How to complete this task:
Output every line below exactly, please, omitting pictures.
______
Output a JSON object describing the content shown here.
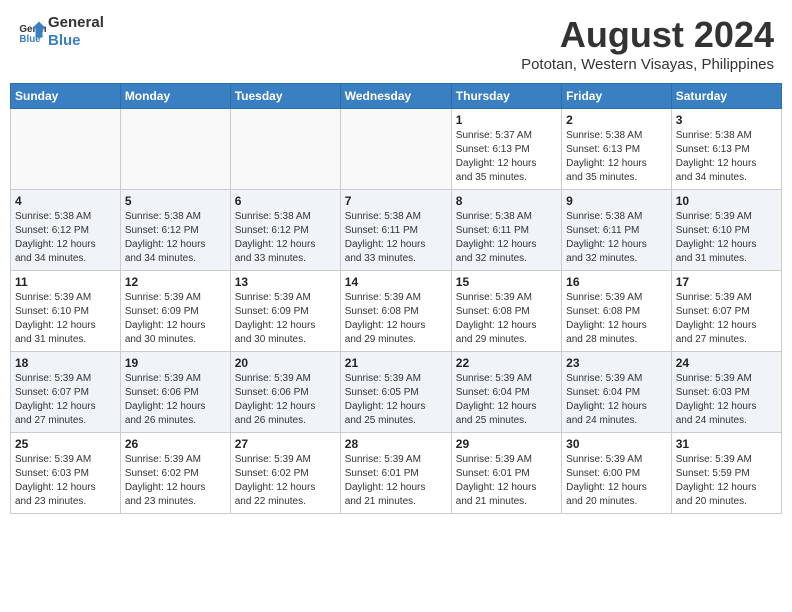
{
  "header": {
    "logo_line1": "General",
    "logo_line2": "Blue",
    "month": "August 2024",
    "location": "Pototan, Western Visayas, Philippines"
  },
  "days_of_week": [
    "Sunday",
    "Monday",
    "Tuesday",
    "Wednesday",
    "Thursday",
    "Friday",
    "Saturday"
  ],
  "weeks": [
    [
      {
        "day": "",
        "detail": ""
      },
      {
        "day": "",
        "detail": ""
      },
      {
        "day": "",
        "detail": ""
      },
      {
        "day": "",
        "detail": ""
      },
      {
        "day": "1",
        "detail": "Sunrise: 5:37 AM\nSunset: 6:13 PM\nDaylight: 12 hours\nand 35 minutes."
      },
      {
        "day": "2",
        "detail": "Sunrise: 5:38 AM\nSunset: 6:13 PM\nDaylight: 12 hours\nand 35 minutes."
      },
      {
        "day": "3",
        "detail": "Sunrise: 5:38 AM\nSunset: 6:13 PM\nDaylight: 12 hours\nand 34 minutes."
      }
    ],
    [
      {
        "day": "4",
        "detail": "Sunrise: 5:38 AM\nSunset: 6:12 PM\nDaylight: 12 hours\nand 34 minutes."
      },
      {
        "day": "5",
        "detail": "Sunrise: 5:38 AM\nSunset: 6:12 PM\nDaylight: 12 hours\nand 34 minutes."
      },
      {
        "day": "6",
        "detail": "Sunrise: 5:38 AM\nSunset: 6:12 PM\nDaylight: 12 hours\nand 33 minutes."
      },
      {
        "day": "7",
        "detail": "Sunrise: 5:38 AM\nSunset: 6:11 PM\nDaylight: 12 hours\nand 33 minutes."
      },
      {
        "day": "8",
        "detail": "Sunrise: 5:38 AM\nSunset: 6:11 PM\nDaylight: 12 hours\nand 32 minutes."
      },
      {
        "day": "9",
        "detail": "Sunrise: 5:38 AM\nSunset: 6:11 PM\nDaylight: 12 hours\nand 32 minutes."
      },
      {
        "day": "10",
        "detail": "Sunrise: 5:39 AM\nSunset: 6:10 PM\nDaylight: 12 hours\nand 31 minutes."
      }
    ],
    [
      {
        "day": "11",
        "detail": "Sunrise: 5:39 AM\nSunset: 6:10 PM\nDaylight: 12 hours\nand 31 minutes."
      },
      {
        "day": "12",
        "detail": "Sunrise: 5:39 AM\nSunset: 6:09 PM\nDaylight: 12 hours\nand 30 minutes."
      },
      {
        "day": "13",
        "detail": "Sunrise: 5:39 AM\nSunset: 6:09 PM\nDaylight: 12 hours\nand 30 minutes."
      },
      {
        "day": "14",
        "detail": "Sunrise: 5:39 AM\nSunset: 6:08 PM\nDaylight: 12 hours\nand 29 minutes."
      },
      {
        "day": "15",
        "detail": "Sunrise: 5:39 AM\nSunset: 6:08 PM\nDaylight: 12 hours\nand 29 minutes."
      },
      {
        "day": "16",
        "detail": "Sunrise: 5:39 AM\nSunset: 6:08 PM\nDaylight: 12 hours\nand 28 minutes."
      },
      {
        "day": "17",
        "detail": "Sunrise: 5:39 AM\nSunset: 6:07 PM\nDaylight: 12 hours\nand 27 minutes."
      }
    ],
    [
      {
        "day": "18",
        "detail": "Sunrise: 5:39 AM\nSunset: 6:07 PM\nDaylight: 12 hours\nand 27 minutes."
      },
      {
        "day": "19",
        "detail": "Sunrise: 5:39 AM\nSunset: 6:06 PM\nDaylight: 12 hours\nand 26 minutes."
      },
      {
        "day": "20",
        "detail": "Sunrise: 5:39 AM\nSunset: 6:06 PM\nDaylight: 12 hours\nand 26 minutes."
      },
      {
        "day": "21",
        "detail": "Sunrise: 5:39 AM\nSunset: 6:05 PM\nDaylight: 12 hours\nand 25 minutes."
      },
      {
        "day": "22",
        "detail": "Sunrise: 5:39 AM\nSunset: 6:04 PM\nDaylight: 12 hours\nand 25 minutes."
      },
      {
        "day": "23",
        "detail": "Sunrise: 5:39 AM\nSunset: 6:04 PM\nDaylight: 12 hours\nand 24 minutes."
      },
      {
        "day": "24",
        "detail": "Sunrise: 5:39 AM\nSunset: 6:03 PM\nDaylight: 12 hours\nand 24 minutes."
      }
    ],
    [
      {
        "day": "25",
        "detail": "Sunrise: 5:39 AM\nSunset: 6:03 PM\nDaylight: 12 hours\nand 23 minutes."
      },
      {
        "day": "26",
        "detail": "Sunrise: 5:39 AM\nSunset: 6:02 PM\nDaylight: 12 hours\nand 23 minutes."
      },
      {
        "day": "27",
        "detail": "Sunrise: 5:39 AM\nSunset: 6:02 PM\nDaylight: 12 hours\nand 22 minutes."
      },
      {
        "day": "28",
        "detail": "Sunrise: 5:39 AM\nSunset: 6:01 PM\nDaylight: 12 hours\nand 21 minutes."
      },
      {
        "day": "29",
        "detail": "Sunrise: 5:39 AM\nSunset: 6:01 PM\nDaylight: 12 hours\nand 21 minutes."
      },
      {
        "day": "30",
        "detail": "Sunrise: 5:39 AM\nSunset: 6:00 PM\nDaylight: 12 hours\nand 20 minutes."
      },
      {
        "day": "31",
        "detail": "Sunrise: 5:39 AM\nSunset: 5:59 PM\nDaylight: 12 hours\nand 20 minutes."
      }
    ]
  ]
}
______
Task solution:
Output a JSON object describing the content shown here.
{
  "header": {
    "logo_line1": "General",
    "logo_line2": "Blue",
    "month": "August 2024",
    "location": "Pototan, Western Visayas, Philippines"
  },
  "days_of_week": [
    "Sunday",
    "Monday",
    "Tuesday",
    "Wednesday",
    "Thursday",
    "Friday",
    "Saturday"
  ],
  "weeks": [
    [
      {
        "day": "",
        "detail": ""
      },
      {
        "day": "",
        "detail": ""
      },
      {
        "day": "",
        "detail": ""
      },
      {
        "day": "",
        "detail": ""
      },
      {
        "day": "1",
        "detail": "Sunrise: 5:37 AM\nSunset: 6:13 PM\nDaylight: 12 hours\nand 35 minutes."
      },
      {
        "day": "2",
        "detail": "Sunrise: 5:38 AM\nSunset: 6:13 PM\nDaylight: 12 hours\nand 35 minutes."
      },
      {
        "day": "3",
        "detail": "Sunrise: 5:38 AM\nSunset: 6:13 PM\nDaylight: 12 hours\nand 34 minutes."
      }
    ],
    [
      {
        "day": "4",
        "detail": "Sunrise: 5:38 AM\nSunset: 6:12 PM\nDaylight: 12 hours\nand 34 minutes."
      },
      {
        "day": "5",
        "detail": "Sunrise: 5:38 AM\nSunset: 6:12 PM\nDaylight: 12 hours\nand 34 minutes."
      },
      {
        "day": "6",
        "detail": "Sunrise: 5:38 AM\nSunset: 6:12 PM\nDaylight: 12 hours\nand 33 minutes."
      },
      {
        "day": "7",
        "detail": "Sunrise: 5:38 AM\nSunset: 6:11 PM\nDaylight: 12 hours\nand 33 minutes."
      },
      {
        "day": "8",
        "detail": "Sunrise: 5:38 AM\nSunset: 6:11 PM\nDaylight: 12 hours\nand 32 minutes."
      },
      {
        "day": "9",
        "detail": "Sunrise: 5:38 AM\nSunset: 6:11 PM\nDaylight: 12 hours\nand 32 minutes."
      },
      {
        "day": "10",
        "detail": "Sunrise: 5:39 AM\nSunset: 6:10 PM\nDaylight: 12 hours\nand 31 minutes."
      }
    ],
    [
      {
        "day": "11",
        "detail": "Sunrise: 5:39 AM\nSunset: 6:10 PM\nDaylight: 12 hours\nand 31 minutes."
      },
      {
        "day": "12",
        "detail": "Sunrise: 5:39 AM\nSunset: 6:09 PM\nDaylight: 12 hours\nand 30 minutes."
      },
      {
        "day": "13",
        "detail": "Sunrise: 5:39 AM\nSunset: 6:09 PM\nDaylight: 12 hours\nand 30 minutes."
      },
      {
        "day": "14",
        "detail": "Sunrise: 5:39 AM\nSunset: 6:08 PM\nDaylight: 12 hours\nand 29 minutes."
      },
      {
        "day": "15",
        "detail": "Sunrise: 5:39 AM\nSunset: 6:08 PM\nDaylight: 12 hours\nand 29 minutes."
      },
      {
        "day": "16",
        "detail": "Sunrise: 5:39 AM\nSunset: 6:08 PM\nDaylight: 12 hours\nand 28 minutes."
      },
      {
        "day": "17",
        "detail": "Sunrise: 5:39 AM\nSunset: 6:07 PM\nDaylight: 12 hours\nand 27 minutes."
      }
    ],
    [
      {
        "day": "18",
        "detail": "Sunrise: 5:39 AM\nSunset: 6:07 PM\nDaylight: 12 hours\nand 27 minutes."
      },
      {
        "day": "19",
        "detail": "Sunrise: 5:39 AM\nSunset: 6:06 PM\nDaylight: 12 hours\nand 26 minutes."
      },
      {
        "day": "20",
        "detail": "Sunrise: 5:39 AM\nSunset: 6:06 PM\nDaylight: 12 hours\nand 26 minutes."
      },
      {
        "day": "21",
        "detail": "Sunrise: 5:39 AM\nSunset: 6:05 PM\nDaylight: 12 hours\nand 25 minutes."
      },
      {
        "day": "22",
        "detail": "Sunrise: 5:39 AM\nSunset: 6:04 PM\nDaylight: 12 hours\nand 25 minutes."
      },
      {
        "day": "23",
        "detail": "Sunrise: 5:39 AM\nSunset: 6:04 PM\nDaylight: 12 hours\nand 24 minutes."
      },
      {
        "day": "24",
        "detail": "Sunrise: 5:39 AM\nSunset: 6:03 PM\nDaylight: 12 hours\nand 24 minutes."
      }
    ],
    [
      {
        "day": "25",
        "detail": "Sunrise: 5:39 AM\nSunset: 6:03 PM\nDaylight: 12 hours\nand 23 minutes."
      },
      {
        "day": "26",
        "detail": "Sunrise: 5:39 AM\nSunset: 6:02 PM\nDaylight: 12 hours\nand 23 minutes."
      },
      {
        "day": "27",
        "detail": "Sunrise: 5:39 AM\nSunset: 6:02 PM\nDaylight: 12 hours\nand 22 minutes."
      },
      {
        "day": "28",
        "detail": "Sunrise: 5:39 AM\nSunset: 6:01 PM\nDaylight: 12 hours\nand 21 minutes."
      },
      {
        "day": "29",
        "detail": "Sunrise: 5:39 AM\nSunset: 6:01 PM\nDaylight: 12 hours\nand 21 minutes."
      },
      {
        "day": "30",
        "detail": "Sunrise: 5:39 AM\nSunset: 6:00 PM\nDaylight: 12 hours\nand 20 minutes."
      },
      {
        "day": "31",
        "detail": "Sunrise: 5:39 AM\nSunset: 5:59 PM\nDaylight: 12 hours\nand 20 minutes."
      }
    ]
  ]
}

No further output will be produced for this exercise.